The following press release was issued by the provincial government.  Would love your thoughts - "Peterborough Chamber" group of LinkedIn.  - Sandra

Ontario Securities Law Changes Promote Greater Representation of Women on Boards and in Senior Management

Ontario has taken action to increase the number of women in high-ranking positions in the workforce by approving securities law rule amendments that will encourage greater representation of women on corporate boards and in senior management teams.

In order to promote the inclusion of more women in senior roles, companies will now be required to disclose: 

The number of women on the board and in executive officer positions
Policies regarding the representation of women on the board
The board's or nominating committee's consideration of the representation of women in the director identification and selection process
Director term limits and other mechanisms of renewal of their board

Enforced by the Ontario Securities Commission, the new amendments will promote a proactive approach through a "comply or explain" model rather than prescribed diversity quotas. The rule changes will come into force on Dec. 31, 2014, in time for the required information to be included in 2015 annual reports.

Supporting more executive women in the workforce is part of the government's economic plan for Ontario.
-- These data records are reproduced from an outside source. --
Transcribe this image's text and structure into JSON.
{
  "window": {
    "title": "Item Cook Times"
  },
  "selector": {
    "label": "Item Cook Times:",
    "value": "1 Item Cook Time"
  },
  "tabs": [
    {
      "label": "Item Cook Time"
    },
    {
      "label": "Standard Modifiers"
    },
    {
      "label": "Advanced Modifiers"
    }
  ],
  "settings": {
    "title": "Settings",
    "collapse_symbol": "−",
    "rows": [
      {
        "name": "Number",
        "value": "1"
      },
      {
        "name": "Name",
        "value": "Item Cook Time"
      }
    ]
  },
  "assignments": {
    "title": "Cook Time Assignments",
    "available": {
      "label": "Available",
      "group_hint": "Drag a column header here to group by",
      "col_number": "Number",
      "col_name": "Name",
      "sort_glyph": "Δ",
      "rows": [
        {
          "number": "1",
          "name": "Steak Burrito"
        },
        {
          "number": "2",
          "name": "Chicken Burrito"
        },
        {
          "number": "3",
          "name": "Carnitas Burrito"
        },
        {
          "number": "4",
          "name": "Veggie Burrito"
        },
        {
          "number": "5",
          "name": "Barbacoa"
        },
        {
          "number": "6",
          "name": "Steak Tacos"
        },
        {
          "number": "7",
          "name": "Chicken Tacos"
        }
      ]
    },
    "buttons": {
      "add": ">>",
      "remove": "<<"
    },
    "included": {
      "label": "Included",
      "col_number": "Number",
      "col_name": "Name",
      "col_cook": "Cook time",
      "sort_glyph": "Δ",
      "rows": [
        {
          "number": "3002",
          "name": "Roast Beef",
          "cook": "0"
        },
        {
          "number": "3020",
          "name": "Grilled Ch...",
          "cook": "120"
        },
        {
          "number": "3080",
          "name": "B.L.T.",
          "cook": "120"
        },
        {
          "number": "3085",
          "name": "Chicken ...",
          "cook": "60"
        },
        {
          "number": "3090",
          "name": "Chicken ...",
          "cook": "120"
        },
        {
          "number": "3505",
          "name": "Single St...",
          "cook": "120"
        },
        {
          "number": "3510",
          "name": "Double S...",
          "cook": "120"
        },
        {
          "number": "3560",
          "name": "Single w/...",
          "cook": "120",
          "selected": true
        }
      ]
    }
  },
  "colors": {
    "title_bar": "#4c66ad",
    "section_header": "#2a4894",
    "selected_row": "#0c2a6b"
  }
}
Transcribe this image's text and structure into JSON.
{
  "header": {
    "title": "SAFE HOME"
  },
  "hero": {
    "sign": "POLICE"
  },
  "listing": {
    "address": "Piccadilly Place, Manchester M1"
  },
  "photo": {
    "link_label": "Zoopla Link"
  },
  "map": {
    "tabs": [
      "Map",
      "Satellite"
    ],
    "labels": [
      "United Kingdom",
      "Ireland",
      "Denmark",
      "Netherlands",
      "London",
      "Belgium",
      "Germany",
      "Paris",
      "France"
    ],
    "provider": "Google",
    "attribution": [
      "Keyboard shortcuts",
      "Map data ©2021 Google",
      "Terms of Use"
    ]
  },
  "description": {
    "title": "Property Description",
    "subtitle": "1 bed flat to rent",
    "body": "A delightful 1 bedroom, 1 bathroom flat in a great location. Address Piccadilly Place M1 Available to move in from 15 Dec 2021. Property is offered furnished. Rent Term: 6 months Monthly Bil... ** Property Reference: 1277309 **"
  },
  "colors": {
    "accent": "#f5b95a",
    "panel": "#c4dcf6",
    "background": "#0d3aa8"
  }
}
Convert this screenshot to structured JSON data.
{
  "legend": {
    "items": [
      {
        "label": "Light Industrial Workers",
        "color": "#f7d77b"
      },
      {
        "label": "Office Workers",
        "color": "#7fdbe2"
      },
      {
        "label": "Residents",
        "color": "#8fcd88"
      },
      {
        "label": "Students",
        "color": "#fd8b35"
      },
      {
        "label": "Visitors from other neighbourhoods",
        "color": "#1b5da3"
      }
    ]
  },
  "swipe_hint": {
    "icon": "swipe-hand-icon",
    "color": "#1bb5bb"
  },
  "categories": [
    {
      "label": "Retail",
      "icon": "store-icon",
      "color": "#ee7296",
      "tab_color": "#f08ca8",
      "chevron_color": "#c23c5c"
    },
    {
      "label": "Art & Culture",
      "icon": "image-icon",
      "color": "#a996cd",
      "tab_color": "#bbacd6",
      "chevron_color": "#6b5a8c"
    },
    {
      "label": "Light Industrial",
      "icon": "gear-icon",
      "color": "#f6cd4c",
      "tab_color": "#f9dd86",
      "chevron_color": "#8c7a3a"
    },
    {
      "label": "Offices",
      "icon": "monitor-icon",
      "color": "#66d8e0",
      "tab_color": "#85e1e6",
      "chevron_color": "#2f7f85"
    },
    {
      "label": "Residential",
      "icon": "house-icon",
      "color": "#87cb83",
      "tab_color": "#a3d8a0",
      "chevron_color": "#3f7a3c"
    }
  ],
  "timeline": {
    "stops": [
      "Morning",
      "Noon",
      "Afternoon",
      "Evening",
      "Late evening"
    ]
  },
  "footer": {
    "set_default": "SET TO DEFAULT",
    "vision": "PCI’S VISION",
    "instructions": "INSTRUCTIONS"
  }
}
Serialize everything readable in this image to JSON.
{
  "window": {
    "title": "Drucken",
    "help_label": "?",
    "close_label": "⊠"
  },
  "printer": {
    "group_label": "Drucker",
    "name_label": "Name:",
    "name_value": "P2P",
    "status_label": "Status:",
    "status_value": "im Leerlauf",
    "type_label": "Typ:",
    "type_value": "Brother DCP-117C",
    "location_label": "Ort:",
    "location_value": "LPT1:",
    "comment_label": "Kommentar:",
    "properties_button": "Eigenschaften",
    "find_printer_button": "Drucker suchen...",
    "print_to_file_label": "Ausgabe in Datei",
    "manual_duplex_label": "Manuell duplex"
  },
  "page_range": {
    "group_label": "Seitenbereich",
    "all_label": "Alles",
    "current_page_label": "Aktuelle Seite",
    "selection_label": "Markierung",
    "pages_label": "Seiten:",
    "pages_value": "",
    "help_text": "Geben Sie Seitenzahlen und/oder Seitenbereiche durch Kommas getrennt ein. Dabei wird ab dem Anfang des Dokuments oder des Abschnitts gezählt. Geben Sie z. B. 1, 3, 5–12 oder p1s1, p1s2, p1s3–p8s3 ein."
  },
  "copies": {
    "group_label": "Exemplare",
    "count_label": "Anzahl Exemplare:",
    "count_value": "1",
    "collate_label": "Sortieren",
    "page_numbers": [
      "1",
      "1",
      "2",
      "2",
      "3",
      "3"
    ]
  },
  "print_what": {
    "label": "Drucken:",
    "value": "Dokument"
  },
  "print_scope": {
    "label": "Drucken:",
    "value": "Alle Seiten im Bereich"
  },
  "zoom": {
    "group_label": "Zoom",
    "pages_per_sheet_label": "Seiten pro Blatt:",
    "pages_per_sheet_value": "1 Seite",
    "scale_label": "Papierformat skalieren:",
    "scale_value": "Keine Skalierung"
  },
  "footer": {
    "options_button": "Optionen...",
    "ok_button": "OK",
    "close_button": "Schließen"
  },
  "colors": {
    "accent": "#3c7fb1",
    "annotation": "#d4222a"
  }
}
The four-part plan is building Ontario up by investing in people's talents and skills, building new public infrastructure like roads and transit, creating a dynamic, supportive environment where business thrives, and building a secure savings plan so everyone can afford to retire.


The amendments are based on input from a public roundtable and Ontario Securities Commission led consultations with subject matter experts and publicly traded companies listed on the TSX.
Of 448 firms that responded to the survey from the Ontario Securities Commission, 57 per cent have no women directors and 53 per cent have women in less than 10 per cent of their executive officer positions.
Almost 90 per cent of the survey respondents do not publicly disclose the proportion of women employees in the whole organization.
Women make up 48 per cent of the workforce yet account for only about 16 per cent of board members of Canada’s FP500 companies.
Studies by Catalyst Canada, Credit Suisse and McKinsey & Company have found that gender diversity in corporate leadership is linked to improved performance on both financial and non-financial measures. Benefits include strong financial performance, heightened innovation and enhanced client insight.


Read the OSC’s report on Disclosure of Corporate Governance Practices
Learn about the Ontario Securities Commission
Read the Business Case for Women on Boards


"Enhancing gender representation on companies’ boards and in senior management teams will not only make corporations more productive, it will also help attract new investment and grow our economy. Greater gender diversity on corporate boards will contribute to a stronger Ontario economy."
— Charles Sousa, Minister of Finance

"Increasing the number of women in corporate leadership is good for the economy and good for business. Helping women reach their full potential by supporting women in leadership is part of this government’s commitment to creating a strong and fair Ontario and is a critical step towards achieving gender equality across all sectors."
— Tracy MacCharles, Minister Responsible for Women’s Issues

"We are delighted that these regulations are now law, and we commend the provincial government for helping put the issue on the front burner. These requirements will push more companies to have the conversations they should be having around board and executive committee diversity and, hopefully, their talent development. Businesses need to tap the full pool of smart, talented people to stay competitive and strengthen our country’s economic future."
— Alex Johnston, Executive Director, Catalyst Canada